My memories of Mom stretch back, of course, to my very first memories. In those days, we lived on Lake Forest Drive in Atlanta, near Chastain Park. I remember Mom drinking her coffee at the breakfast table in the mornings in that house. I have faint memories also of Tucker and I climbing in bed with Mom on Saturday mornings. One vivid memory is of Mom rescuing me from a tornado in that house on Lake Forest. She sprinted to the basement, clutching my wrist as she and I ran together to safety.

Mom is a truly lovely person, and always had a servant’s heart as we were growing up. We moved to our house on Brook Hollow Road when I was seven, and that’s where I grew up. She made my lunch for school every day, from elementary school to high school.

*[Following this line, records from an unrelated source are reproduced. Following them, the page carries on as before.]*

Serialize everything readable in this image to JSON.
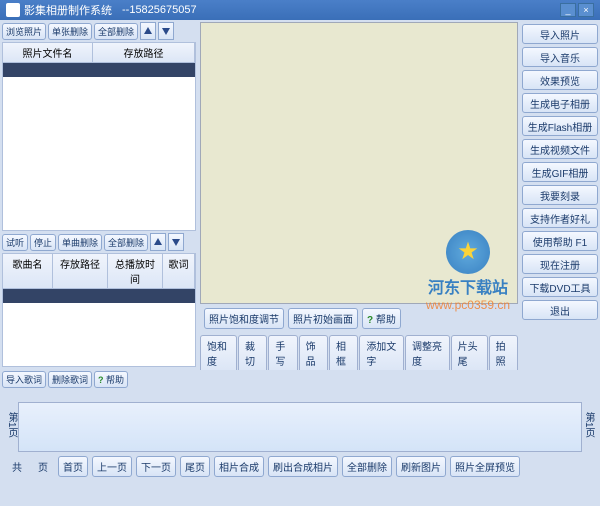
{
  "titlebar": {
    "title": "影集相册制作系统",
    "phone": "--15825675057"
  },
  "left": {
    "photo_toolbar": {
      "browse": "浏览照片",
      "delete_one": "单张删除",
      "delete_all": "全部删除"
    },
    "photo_grid": {
      "col_name": "照片文件名",
      "col_path": "存放路径"
    },
    "music_toolbar": {
      "preview": "试听",
      "stop": "停止",
      "delete_one": "单曲删除",
      "delete_all": "全部删除"
    },
    "music_grid": {
      "col_name": "歌曲名",
      "col_path": "存放路径",
      "col_time": "总播放时间",
      "col_lyric": "歌词"
    },
    "lyric_toolbar": {
      "import": "导入歌词",
      "delete": "删除歌词",
      "help": "帮助"
    }
  },
  "center": {
    "preview_buttons": {
      "saturation": "照片饱和度调节",
      "initial": "照片初始画面",
      "help": "帮助"
    },
    "tabs": [
      "饱和度",
      "裁切",
      "手写",
      "饰品",
      "相框",
      "添加文字",
      "调整亮度",
      "片头尾",
      "拍照"
    ]
  },
  "right": {
    "buttons": [
      "导入照片",
      "导入音乐",
      "效果预览",
      "生成电子相册",
      "生成Flash相册",
      "生成视频文件",
      "生成GIF相册",
      "我要刻录",
      "支持作者好礼",
      "使用帮助  F1",
      "现在注册",
      "下载DVD工具",
      "退出"
    ]
  },
  "bottom": {
    "page_label": "第1页",
    "total_prefix": "共",
    "total_suffix": "页",
    "nav": [
      "首页",
      "上一页",
      "下一页",
      "尾页",
      "相片合成",
      "刷出合成相片",
      "全部删除",
      "刷新图片",
      "照片全屏预览"
    ]
  },
  "watermark": {
    "site_name": "河东下载站",
    "url": "www.pc0359.cn"
  }
}
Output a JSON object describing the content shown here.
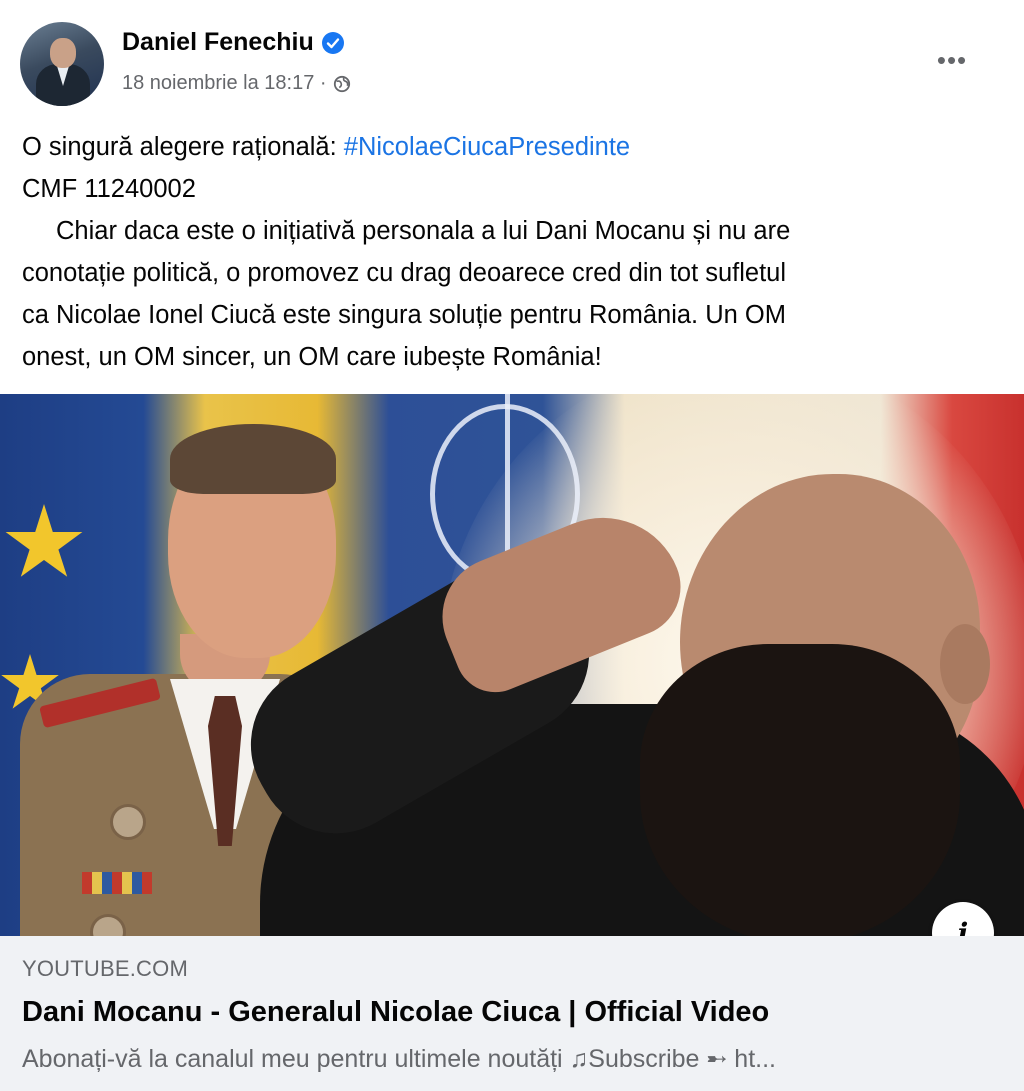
{
  "post": {
    "author": "Daniel Fenechiu",
    "timestamp": "18 noiembrie la 18:17 ·",
    "more_icon": "more-horizontal-icon",
    "text_line1_prefix": "O singură alegere rațională: ",
    "hashtag": "#NicolaeCiucaPresedinte",
    "text_line2": "CMF 11240002",
    "text_line3": "Chiar daca este o inițiativă personala a lui Dani Mocanu și nu are",
    "text_line4": "conotație politică, o promovez cu drag deoarece cred din tot sufletul",
    "text_line5": "ca Nicolae Ionel Ciucă este singura soluție pentru România. Un OM",
    "text_line6": "onest, un OM sincer, un OM care iubește România!"
  },
  "link_preview": {
    "domain": "YOUTUBE.COM",
    "title": "Dani Mocanu - Generalul Nicolae Ciuca | Official Video",
    "description": "Abonați-vă la canalul meu pentru ultimele noutăți ♫Subscribe ➸ ht...",
    "info_label": "i"
  },
  "colors": {
    "hashtag": "#1b74e4",
    "verified_badge": "#1877f2",
    "secondary_text": "#65676b",
    "preview_bg": "#f0f2f5"
  }
}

Every morning, she would wake us up for school, and have the cereal laid out for our breakfast. She participated in the car pool for our school–Tuesdays were her usual day to drive a group of us to school. She would have the radio on to Z-93, which was the “cool” station. As I got older and car pooling was no longer the rule, she drove me to school and picked me up each day. It was the highlight of my day to see her car in the pickup line at school for many, many years. Mom drove us to school, to sports practices, to all sorts of different events. She attended every athletic event I ever played in, and was a glad participant. She was team mother for our teams, and class mother at our schools. She even helped my high school get on the National Registry of Historic Places. Mom was deeply involved in all aspects of our lives. She was key to my success as a student, from my earliest days of school.

I remember when Mom went to work when I was in the third grade. She was an interior designer. She made it her custom, however, to be home when Tucker and I got home. It was a rare occasion indeed when Mom wasn’t home when we got home from school. She offered us cookies from the cookie jar for a snack every day after school. The taste of a Chips Ahoy cookie still reminds me of coming home from school!

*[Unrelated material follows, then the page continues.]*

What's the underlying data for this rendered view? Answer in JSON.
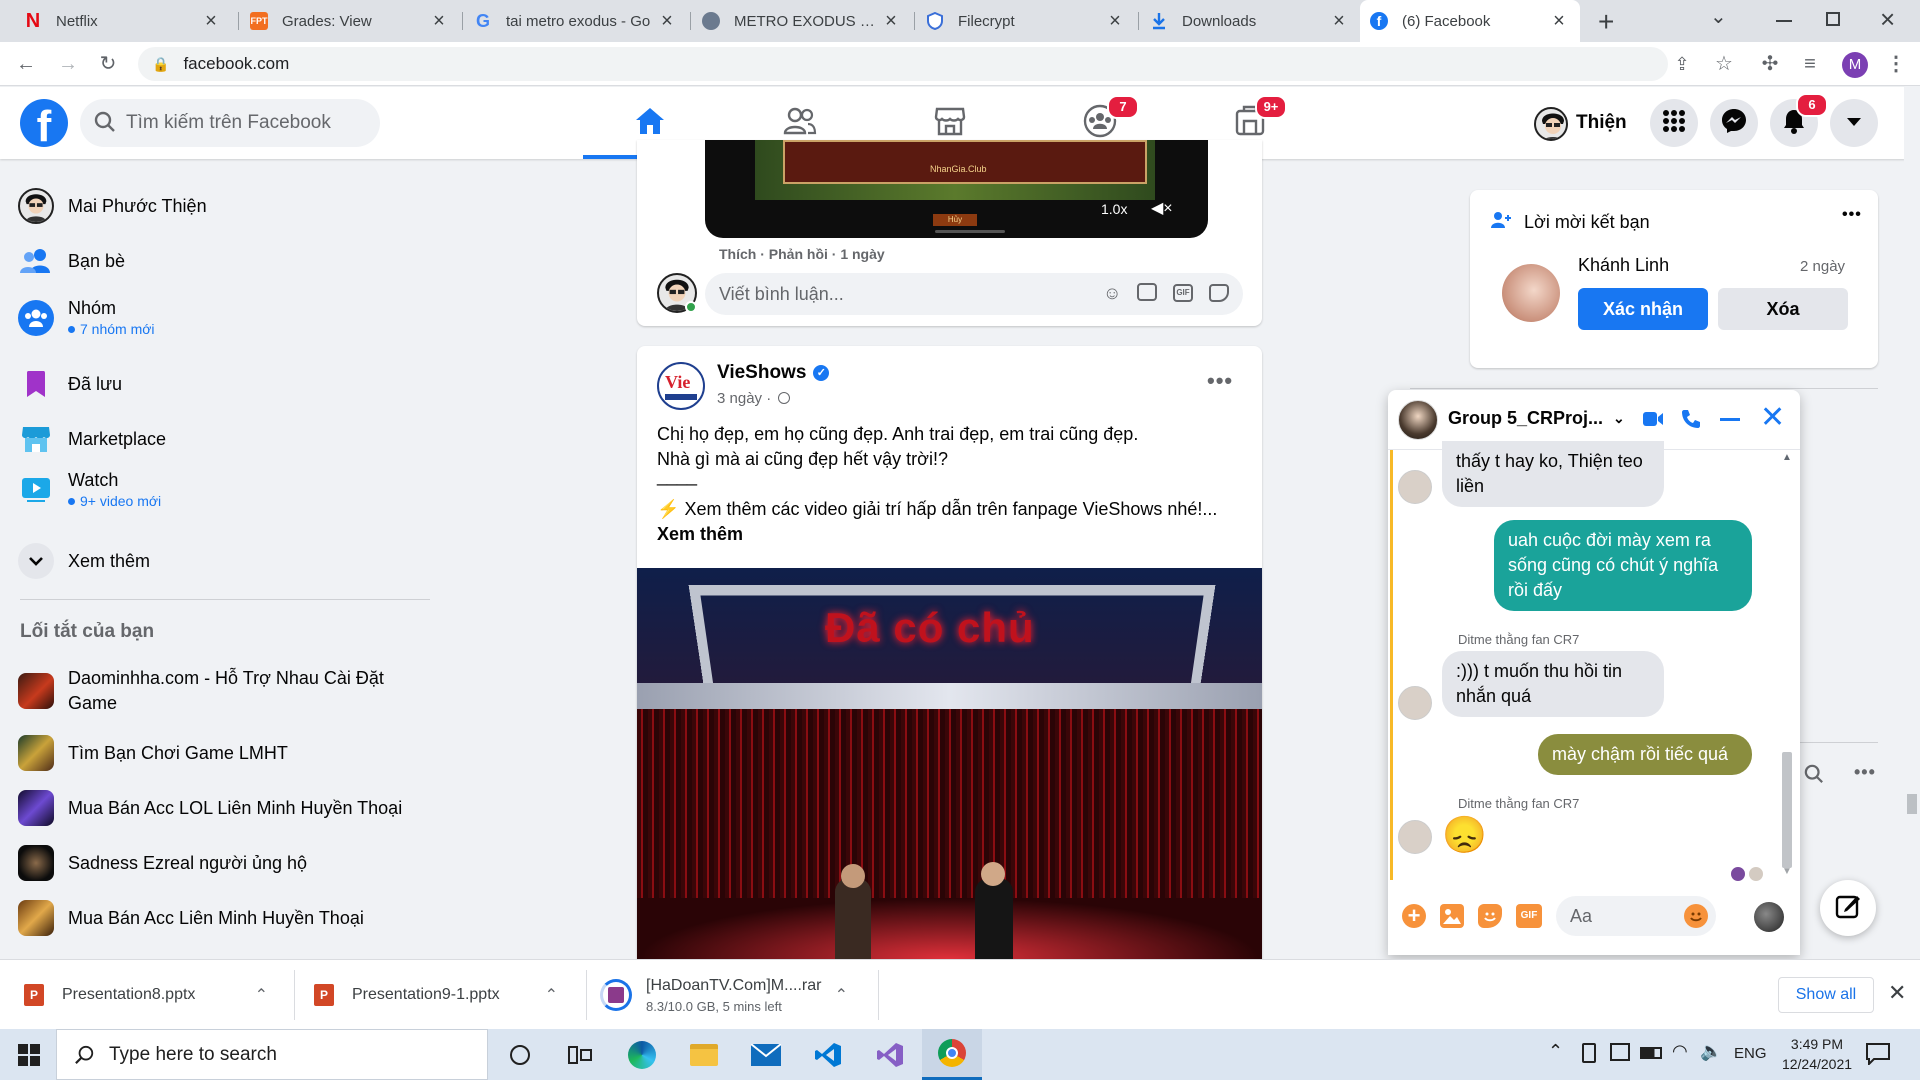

Mom has a tender heart. My dad would come and pick us up some weekends. I remember the summer after my sixth grade year, Dad took us on a month long trip to Montana. I have the most distinct memory of pulling away from my house, and seeing Mom standing in the window, watching us drive away.

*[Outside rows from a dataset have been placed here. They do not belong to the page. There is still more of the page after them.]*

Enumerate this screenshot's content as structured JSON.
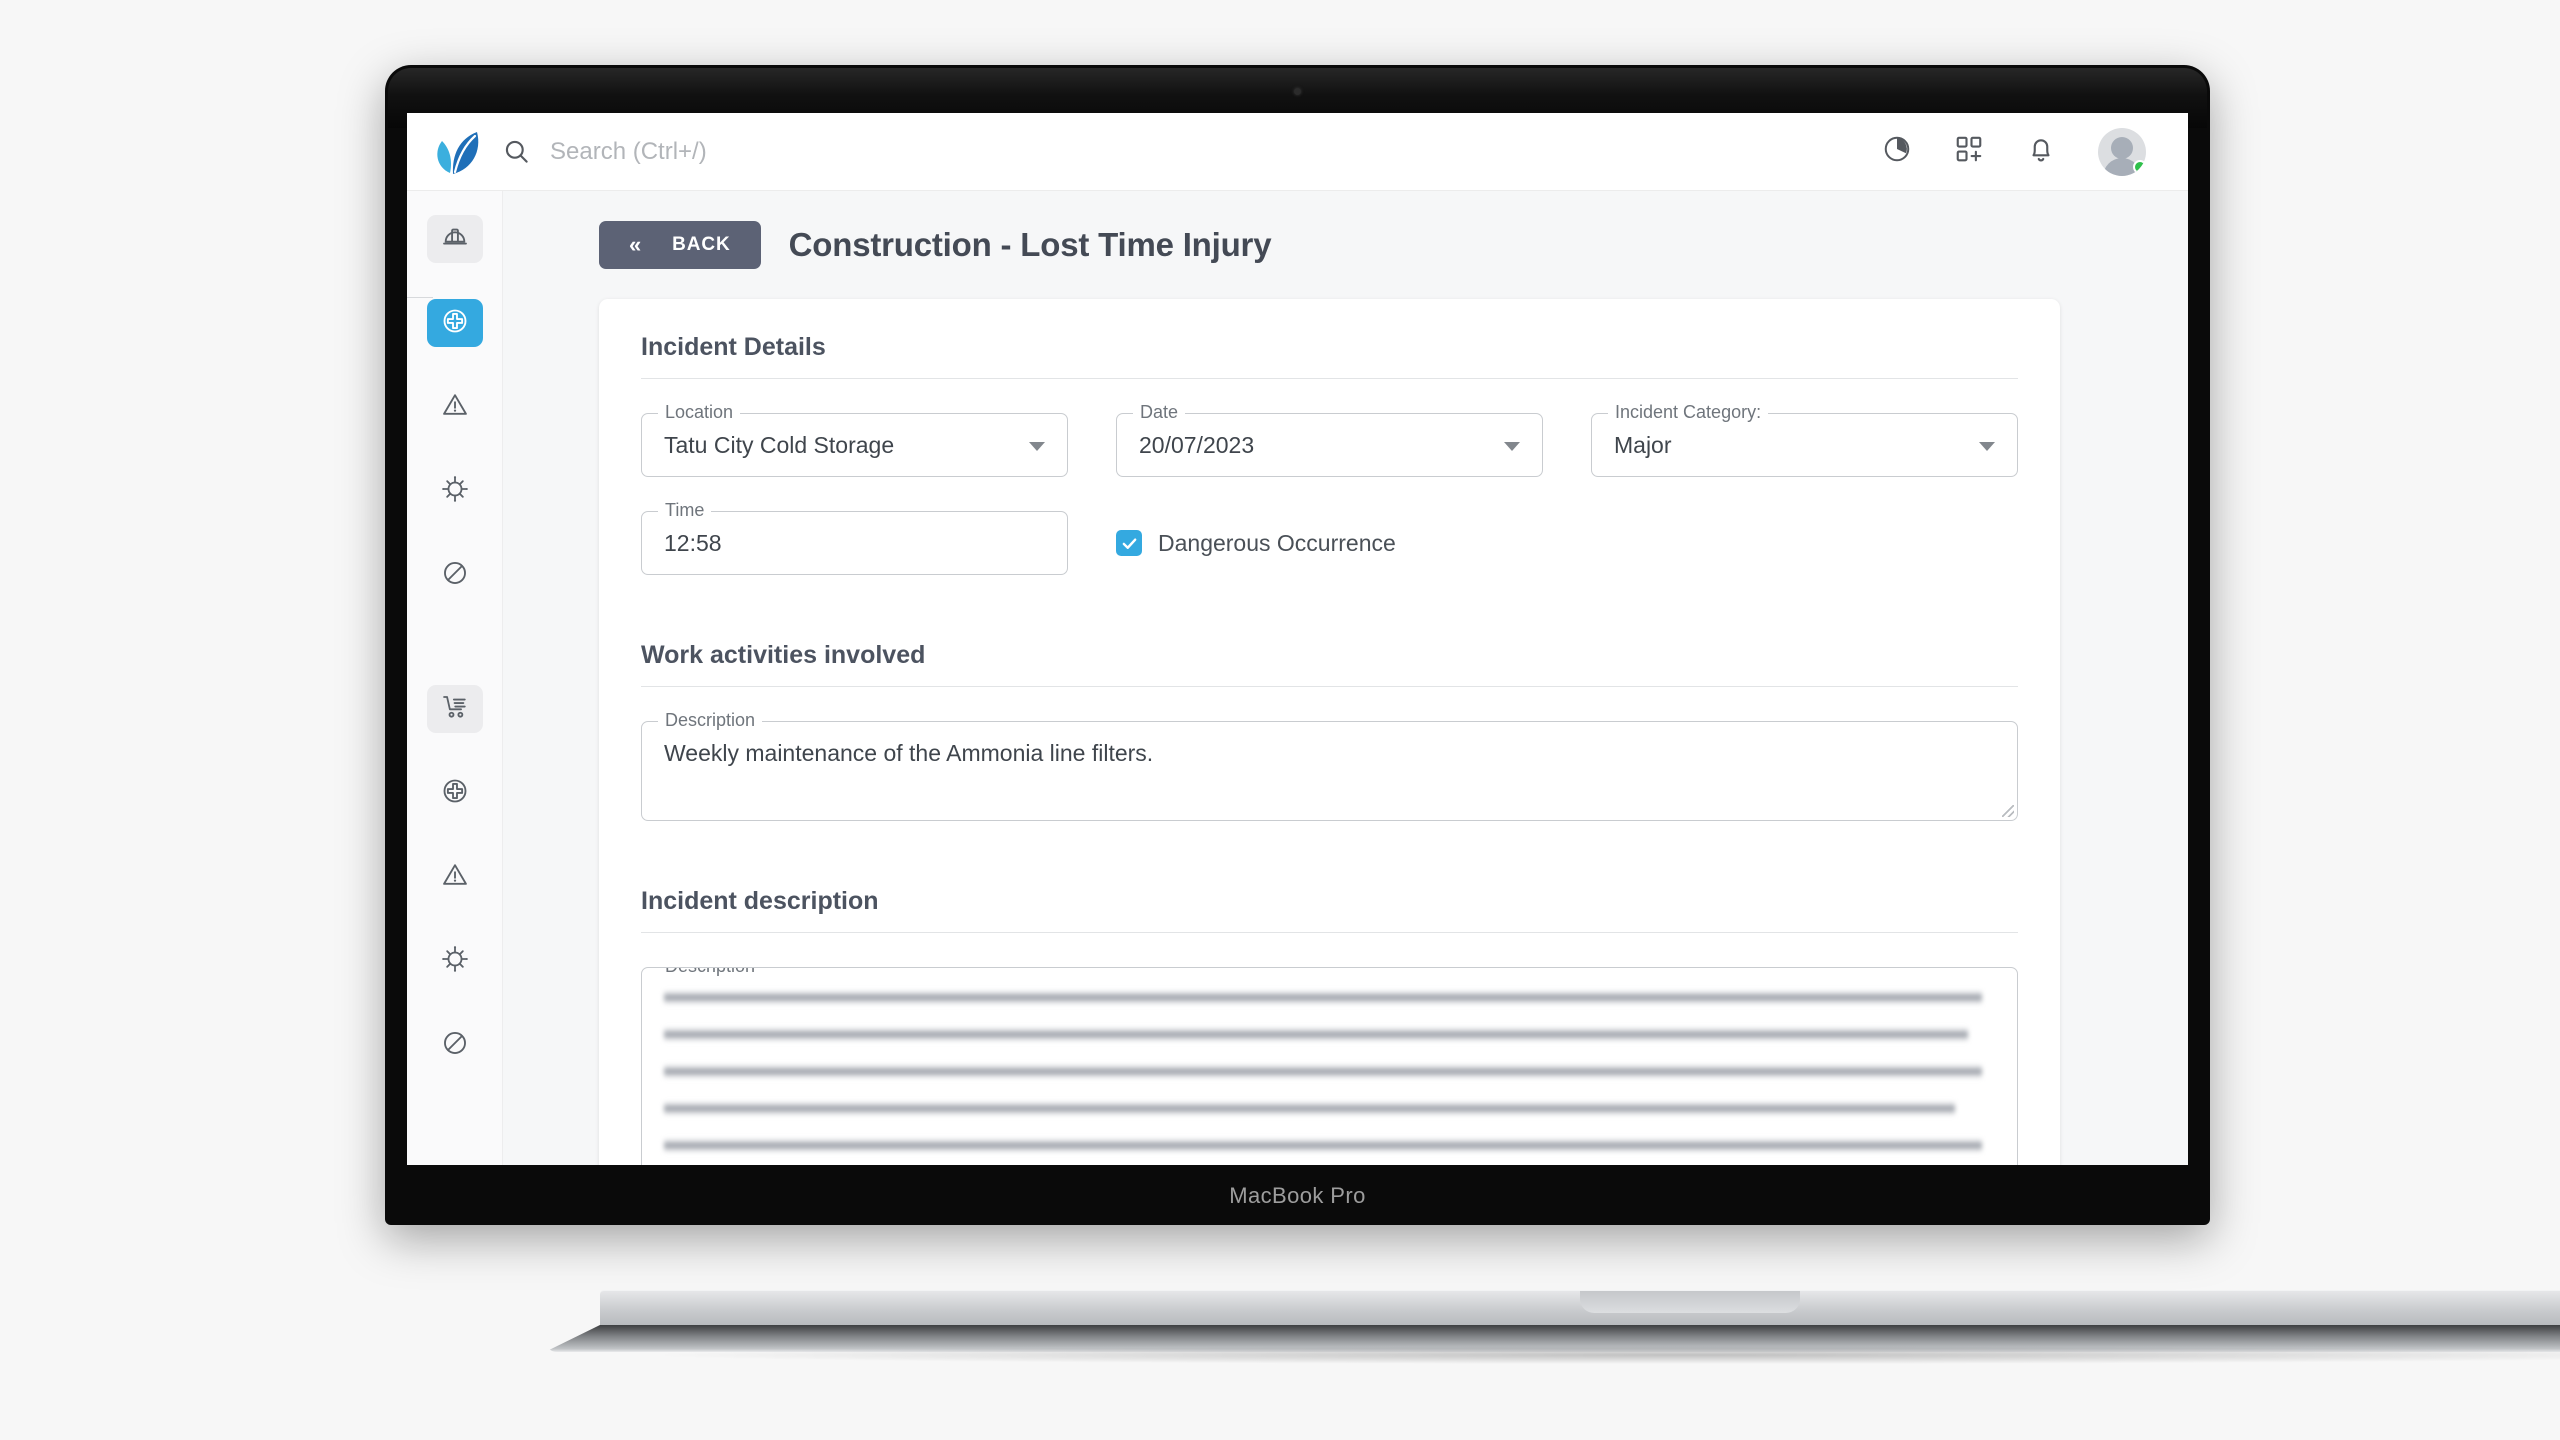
{
  "device": {
    "label": "MacBook Pro"
  },
  "brand": {
    "logo_icon": "leaf-logo-icon",
    "leaf_light": "#3BAFDE",
    "leaf_dark": "#1F6FB8"
  },
  "search": {
    "placeholder": "Search (Ctrl+/)",
    "value": "",
    "icon": "search-icon"
  },
  "topbar": {
    "actions": [
      {
        "icon": "pie-chart-clock-icon",
        "name": "reports"
      },
      {
        "icon": "grid-plus-icon",
        "name": "apps-add"
      },
      {
        "icon": "bell-icon",
        "name": "notifications"
      }
    ],
    "avatar": {
      "icon": "avatar",
      "status": "online",
      "status_color": "#2fc04b"
    }
  },
  "sidebar": {
    "groups": [
      {
        "items": [
          {
            "icon": "hard-hat-icon",
            "name": "sidebar-item-safety",
            "state": "highlight"
          },
          {
            "icon": "medical-cross-icon",
            "name": "sidebar-item-health",
            "state": "active"
          },
          {
            "icon": "warning-triangle-icon",
            "name": "sidebar-item-hazards",
            "state": "default"
          },
          {
            "icon": "virus-icon",
            "name": "sidebar-item-biohazard",
            "state": "default"
          },
          {
            "icon": "prohibition-icon",
            "name": "sidebar-item-restrictions",
            "state": "default"
          }
        ]
      },
      {
        "items": [
          {
            "icon": "shopping-cart-icon",
            "name": "sidebar-item-procurement",
            "state": "highlight"
          },
          {
            "icon": "medical-cross-icon",
            "name": "sidebar-item-health-2",
            "state": "default"
          },
          {
            "icon": "warning-triangle-icon",
            "name": "sidebar-item-hazards-2",
            "state": "default"
          },
          {
            "icon": "virus-icon",
            "name": "sidebar-item-biohazard-2",
            "state": "default"
          },
          {
            "icon": "prohibition-icon",
            "name": "sidebar-item-restrictions-2",
            "state": "default"
          }
        ]
      }
    ]
  },
  "page": {
    "back_label": "BACK",
    "back_icon": "double-chevron-left-icon",
    "title": "Construction - Lost Time Injury"
  },
  "form": {
    "incident_details": {
      "heading": "Incident Details",
      "location": {
        "label": "Location",
        "value": "Tatu City Cold Storage"
      },
      "date": {
        "label": "Date",
        "value": "20/07/2023"
      },
      "category": {
        "label": "Incident Category:",
        "value": "Major"
      },
      "time": {
        "label": "Time",
        "value": "12:58"
      },
      "dangerous_occurrence": {
        "label": "Dangerous Occurrence",
        "checked": true
      }
    },
    "work_activities": {
      "heading": "Work activities involved",
      "description": {
        "label": "Description",
        "value": "Weekly maintenance of the Ammonia line filters."
      }
    },
    "incident_description": {
      "heading": "Incident description",
      "description": {
        "label": "Description",
        "value": "",
        "redacted": true,
        "redacted_line_count": 7
      }
    }
  },
  "colors": {
    "accent": "#34a9e0",
    "button": "#5c6275",
    "text": "#4a5057",
    "page_bg": "#f6f7f8"
  }
}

Of course, Mom was no pushover. Tender, yes. Weak, never. She endured endless trials and tribulations brought on by Tucker’s and my (mostly Tucker’s) foibles and indiscretions as youngsters. Punishment was swift and harsh, but just. Mom spanked my rear end when I was twelve years old–right in front of my friend–for talking back. She washed my mouth out with soap for using foul language when I was in fifth grade. Mom was never one to suffer fools. She forbade me from playing with Jonathan in my neighborhood, because he was “sneaky.” She said that his parents did not care about him because they did not care what he did. She was right.

Mom taught us to do unto others as we would have them do to us. She taught us to be positive by her example. Mom smiles a lot, and growing up in her household, we were always smiled at. Being smiled at is a very simple thing, and yet, it can make all the difference in the world for a young person or a child. One thing that has never changed in my 45 years of knowing my mother: she has an unforgettable smile. I cannot count how many times in my life, sitting at the table, riding the back seat of the car, or countless other times and contexts, making the slightest eye contact with Mom, and being met with a genuine smile of affection and encouragement. She still does that.

My mother has a magnetic personality. She is an engaging conversationalist. She is deeply concerned for others. She is a loyal friend. Some of her friends she has had for a lifetime. She is sought after by hundreds of people. She is my mother. I am proud to own her. I am proud of who she is. I am proud to be her son. I love her, and those who love her, I love.

Happy Mother’s Day, Mom. Consider this my act of rising up and calling you blessed (Proverbs 31.28).